In a hearing, apparently two nurses were not around when an elderly patient died from choking on a bit of sausage after they were not able to resuscitate him.
Maureen Harper and Patrick Wilson-Canning let the 80-year-old patient, who had Alzheimer’s, to eat the wrong meal without supervision, and this was reported to the Nursing and Midwifery Council.
It was said that after he was found just slumped where he was seated, the two nurses did not follow the orders given by an ambulance controller to give the patient resuscitation.
The police investigated this event, which was at the Southdowns Nursing Home in St. Leonards-on-Sea in East Sussex, however, no charges were pressed on the 2 nurses.
According to David Clark, for the NMC, the meal that was given to patient A consisted of mashed potatoes, sausages, gravy and peas. The meal was given to the patient all cut up in tiny pieces by a healthcare assistant, however, he ate his meal without any supervision, he continued.

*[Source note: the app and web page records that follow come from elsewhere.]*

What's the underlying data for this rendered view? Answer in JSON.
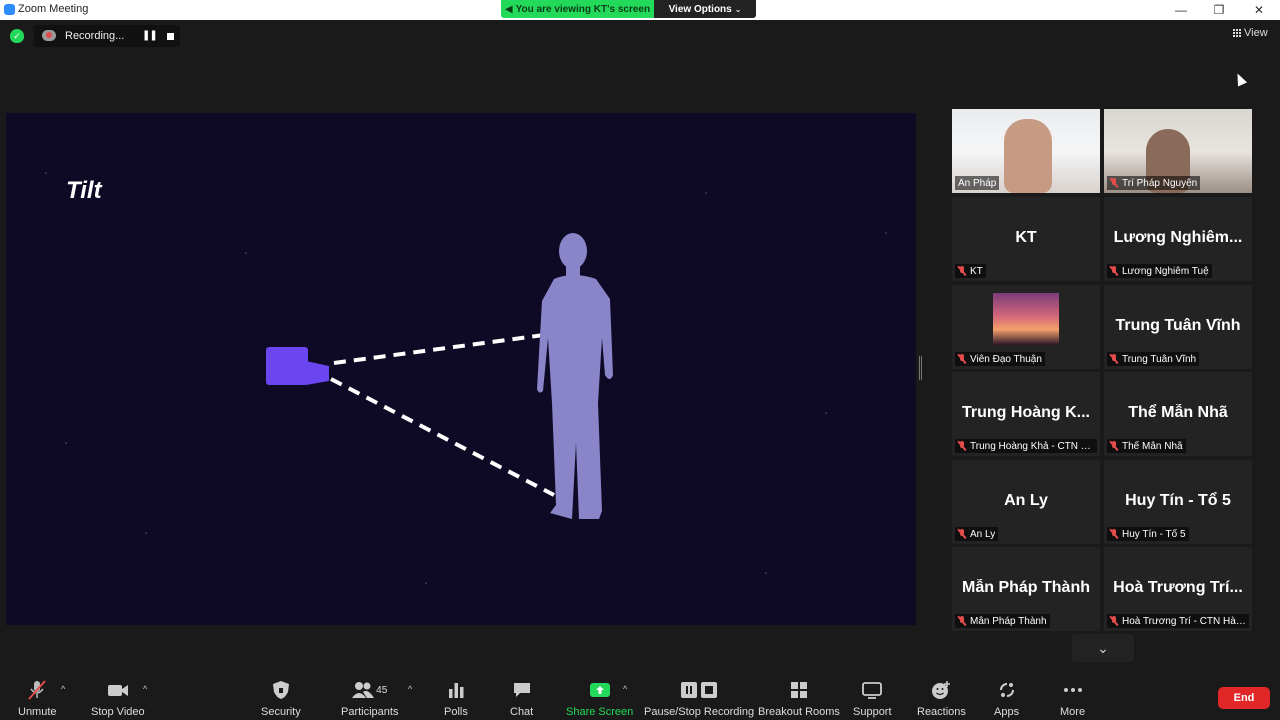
{
  "window": {
    "title": "Zoom Meeting",
    "share_banner": "You are viewing KT's screen",
    "view_options": "View Options",
    "minimize": "—",
    "maximize": "❐",
    "close": "✕"
  },
  "top": {
    "recording_label": "Recording...",
    "view_label": "View"
  },
  "shared_screen": {
    "presenter": "KT",
    "slide_title": "Tilt",
    "colors": {
      "background": "#0e0924",
      "camera": "#6b46f0",
      "person": "#8a85c9"
    }
  },
  "participants": [
    {
      "big_name": "",
      "label": "Ân Pháp",
      "muted": false,
      "video": true,
      "active_speaker": true
    },
    {
      "big_name": "",
      "label": "Trí Pháp Nguyện",
      "muted": true,
      "video": true
    },
    {
      "big_name": "KT",
      "label": "KT",
      "muted": true
    },
    {
      "big_name": "Lương  Nghiêm...",
      "label": "Lương Nghiêm Tuệ",
      "muted": true
    },
    {
      "big_name": "",
      "label": "Viên Đạo Thuận",
      "muted": true,
      "image": true
    },
    {
      "big_name": "Trung Tuân Vĩnh",
      "label": "Trung Tuân Vĩnh",
      "muted": true
    },
    {
      "big_name": "Trung Hoàng K...",
      "label": "Trung Hoàng Khả - CTN H...",
      "muted": true
    },
    {
      "big_name": "Thể Mẫn Nhã",
      "label": "Thể Mẫn Nhã",
      "muted": true
    },
    {
      "big_name": "An Ly",
      "label": "An Ly",
      "muted": true
    },
    {
      "big_name": "Huy Tín - Tổ 5",
      "label": "Huy Tín - Tổ 5",
      "muted": true
    },
    {
      "big_name": "Mẫn Pháp Thành",
      "label": "Mẫn Pháp Thành",
      "muted": true
    },
    {
      "big_name": "Hoà Trương Trí...",
      "label": "Hoà Trương Trí - CTN Hà ...",
      "muted": true
    }
  ],
  "toolbar": {
    "unmute": "Unmute",
    "stop_video": "Stop Video",
    "security": "Security",
    "participants": "Participants",
    "participants_count": "45",
    "polls": "Polls",
    "chat": "Chat",
    "share_screen": "Share Screen",
    "pause_stop_recording": "Pause/Stop Recording",
    "breakout_rooms": "Breakout Rooms",
    "support": "Support",
    "reactions": "Reactions",
    "apps": "Apps",
    "more": "More",
    "end": "End",
    "accent_green": "#23d959",
    "end_red": "#e02828"
  }
}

Unfortunately, a bit of the sausage was stuck in the patient’s windpipe, which caused his death, and he was proclaimed dead by the paramedics who were there to tend to him.
The NMC heard that Harper and Wilson-Canning declined to attempt to resuscitate the elder for the reason that he was old and that he had dementia.

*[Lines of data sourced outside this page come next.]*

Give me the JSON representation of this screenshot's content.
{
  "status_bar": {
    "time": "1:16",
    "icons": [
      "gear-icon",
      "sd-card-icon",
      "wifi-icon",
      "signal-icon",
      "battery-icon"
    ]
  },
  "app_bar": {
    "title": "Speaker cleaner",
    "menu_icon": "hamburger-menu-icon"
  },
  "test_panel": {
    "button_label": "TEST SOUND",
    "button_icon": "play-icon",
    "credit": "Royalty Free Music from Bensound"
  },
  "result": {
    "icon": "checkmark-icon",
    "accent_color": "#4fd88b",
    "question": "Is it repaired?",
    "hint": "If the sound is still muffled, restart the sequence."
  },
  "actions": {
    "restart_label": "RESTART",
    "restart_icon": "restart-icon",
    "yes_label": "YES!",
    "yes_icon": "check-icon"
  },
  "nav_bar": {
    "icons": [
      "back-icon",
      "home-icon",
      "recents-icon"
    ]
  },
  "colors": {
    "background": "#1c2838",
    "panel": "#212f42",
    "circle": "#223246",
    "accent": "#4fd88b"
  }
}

According to Wilson-Canning, the elderly patient “just” fell down and was believed to be breathing still in records from the 999 call which was read aloud at the hearing.
However, when Harper was requested to attempt to save him some minutes later, she stated that it was too late already because the patient had already died.
When Russell Bliss, the emergency services call operator, stated the instructions once again, she stated that there were two of them trained nurses there.
So when Bliss asked if there was anybody doing CPR, she answered that there wasn’t, and that the patient is a demented person so resuscitation isn’t needed.
The phone was given back to Wilson-Canning, that’s the time when the operator wanted to know why they wouldn’t try to revive the patient, to which he replied that there was no specific reason, it was just his age, dementia, and his bones, and he was brittle.
Later, Bliss documented the call as an improper incident for the reason that the two nurses were unable to go on and attempt to save the patient, he said on the hearing.
His notes reflected that as soon as the instructions were provided, the staff then became unhelpful and declined resuscitation, despite trained nurses being on the area.
For the duration of the call, the pair said that they had assessed the patient’s throat and airways, and found both to be clear, yet, paramedics who attended the incident discovered two bits of sausage stuck in the patient’s windpipe, he stated.
Apparently, the paramedics struggled to get access to the home in order to save the pensioner, who was found later to have choked on a bit of a sausage that got stuck in his windpipe, this was told to the hearing.
At the time, Wilson-Canning and Harper were the two registered nurses who were on duty at the place, which provides care for 30 elderly patients who have mental health problems, not excluding the involved patient.
The day before the incident, a doctor had visited the patient regarding his problem with swallowing, however, the two nurses supposedly were unable to update his care plan to include this.
Mr. Clark said there wasn’t a success to thoroughly assess his mouth and airways, nor was there any attempt to revive the patient after he fell down.
Both Wilson-Canning and Harper face a chain of charges which includes not updating the patient’s care plan when it was obvious that he had problems with swallowing, a sore throat, and that he had declined breakfast.
Both are also accused of not being able to provide the needed basic life support to the patient.
Harper is charged with giving the patient an inappropriate meal given the fact that he was with sore throat and had trouble swallowing, and not making sure that he was supervised while having his meal based on his care plan.
Should their fitness to practice be learned to be impaired due to misconduct, they could be struck off.